“The easiest way to get one million people paying is to get one billion people using.”
Phil Libin, Evernote
The freemium business model is known as the “business model of the Internet”. The term freemium combines the words ‘Free’ and ‘Premium’. The basic product is available for free. The company generates revenue by offering connected premium product, i.e. additional functions or services which usually attract a small number of users. By giving away the basic product for free it is easier to lure users and create a customer base. This business model pattern is one of the most widely used for Internet start-ups.
There are other business models that include a free product, but they are not based on the core concept of freemium. Neither the ad-financed model (link) nor the “premium with a free trial” model can be defined as freemium.

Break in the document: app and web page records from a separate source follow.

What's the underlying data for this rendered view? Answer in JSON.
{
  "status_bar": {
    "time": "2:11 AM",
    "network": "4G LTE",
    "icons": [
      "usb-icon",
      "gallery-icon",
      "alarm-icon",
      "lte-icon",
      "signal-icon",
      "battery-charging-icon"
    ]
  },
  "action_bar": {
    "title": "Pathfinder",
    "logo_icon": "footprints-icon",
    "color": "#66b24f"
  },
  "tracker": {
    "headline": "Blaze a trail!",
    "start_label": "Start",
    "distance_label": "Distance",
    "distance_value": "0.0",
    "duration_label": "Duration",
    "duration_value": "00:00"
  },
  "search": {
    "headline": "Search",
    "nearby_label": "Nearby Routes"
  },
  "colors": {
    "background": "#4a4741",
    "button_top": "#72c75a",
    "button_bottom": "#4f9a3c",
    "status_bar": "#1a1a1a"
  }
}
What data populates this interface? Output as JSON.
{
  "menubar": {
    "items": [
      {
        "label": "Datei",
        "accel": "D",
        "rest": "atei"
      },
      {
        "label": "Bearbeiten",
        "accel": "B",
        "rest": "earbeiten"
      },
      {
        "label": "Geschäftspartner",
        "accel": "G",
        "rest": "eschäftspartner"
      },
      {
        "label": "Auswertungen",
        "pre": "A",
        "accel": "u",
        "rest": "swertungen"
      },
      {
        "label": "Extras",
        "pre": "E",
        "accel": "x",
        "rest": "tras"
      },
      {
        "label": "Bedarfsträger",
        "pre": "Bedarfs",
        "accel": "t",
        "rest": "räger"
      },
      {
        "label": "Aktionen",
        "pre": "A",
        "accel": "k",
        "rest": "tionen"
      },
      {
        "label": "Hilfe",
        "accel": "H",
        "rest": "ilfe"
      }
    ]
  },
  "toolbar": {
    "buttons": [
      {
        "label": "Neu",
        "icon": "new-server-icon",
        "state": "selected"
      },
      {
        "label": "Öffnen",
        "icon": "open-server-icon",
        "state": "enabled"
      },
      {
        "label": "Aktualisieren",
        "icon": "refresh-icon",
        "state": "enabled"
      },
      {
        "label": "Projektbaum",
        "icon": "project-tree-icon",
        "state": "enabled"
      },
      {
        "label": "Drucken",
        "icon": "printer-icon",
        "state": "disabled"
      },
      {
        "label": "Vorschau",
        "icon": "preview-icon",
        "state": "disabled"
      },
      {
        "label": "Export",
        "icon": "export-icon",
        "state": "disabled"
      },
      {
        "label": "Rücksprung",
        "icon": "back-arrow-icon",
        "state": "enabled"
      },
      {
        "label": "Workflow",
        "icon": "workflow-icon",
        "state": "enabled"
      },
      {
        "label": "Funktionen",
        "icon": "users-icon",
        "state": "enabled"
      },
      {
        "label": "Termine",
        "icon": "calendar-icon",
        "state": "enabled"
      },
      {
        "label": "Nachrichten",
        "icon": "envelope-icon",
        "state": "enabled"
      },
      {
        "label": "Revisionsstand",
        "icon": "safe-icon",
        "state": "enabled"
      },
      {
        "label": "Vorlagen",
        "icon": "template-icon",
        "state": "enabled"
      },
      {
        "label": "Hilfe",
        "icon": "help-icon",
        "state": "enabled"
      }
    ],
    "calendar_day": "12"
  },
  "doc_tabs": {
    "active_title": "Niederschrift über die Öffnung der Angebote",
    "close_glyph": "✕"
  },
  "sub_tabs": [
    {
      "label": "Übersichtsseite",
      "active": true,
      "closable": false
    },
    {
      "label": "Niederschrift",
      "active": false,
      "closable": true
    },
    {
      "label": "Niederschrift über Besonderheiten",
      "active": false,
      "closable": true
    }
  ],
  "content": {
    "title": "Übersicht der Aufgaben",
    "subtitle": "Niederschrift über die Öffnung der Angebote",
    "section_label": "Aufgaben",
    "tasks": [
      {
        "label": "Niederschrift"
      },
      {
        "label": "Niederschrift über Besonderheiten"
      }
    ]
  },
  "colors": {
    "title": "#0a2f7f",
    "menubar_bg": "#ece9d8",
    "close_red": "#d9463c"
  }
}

Value Proposition – Free v. Premium
Thoughtfully design the value of the free product in relation to the premium product and make both your free and your premium services desirable.
Ratio of free v. paying customers
Attract new customers with your free product but keep in mind what ratio between free and premium users is necessary in order to finance your business model.
Free computer-to-computer video or audio calls; to be able to call mobile phones and landlines as well as to have video calls with two people and more.
Platform that connects people, companies and recruiters; free to publish profile and connect to people, paid services to contact and write messages to new people or to use profile pages as a company in a more professional way; combines freemium and multi-sided platform patterns.
Free storage and sharing of data; additional storage space available for a monthly fee.
Free music streaming service; for a monthly fee it is possible to listen off-line and ad-free.
Free newsletter service; monthly fee if you want to send a larger number of newsletters or if you want to send your newsletter to more than 2,000 subscribers; MailChimp changed their business from premium to freemium and had a huge increase in users.
- Customer acquisition: It is easy to attract users when giving away a basic service for free
- Marketing effect: people are likely to spread the word about free services (word of mouth)
- Networking effect: the more people use the service, the likelier it is that they attract other users
- Large number of free users but not of paying customers: there are investments and costs involved in providing the free service, but you do not earn any money to finance it.
Giving away for free
Giving away for free a quality product that helps people can support people without or with limited means.
Often a product seems free and users pay with their data (see >> Customer Data Monetization). The use of customer data to optimize your offer should respect customer privacy.
- Book: Free – Chris Anderson
- Online resource with information and more than 60 cases: freemium.org
- Chris Anderson’s Blog: Revised: the *four* kinds of FREE
- HBR (Harvard Business Review): Making “Freemium” Work
- Entrepreneur: Freemium: Is the Price Right for your Company?
- The Wall Street Journal: When freemium fails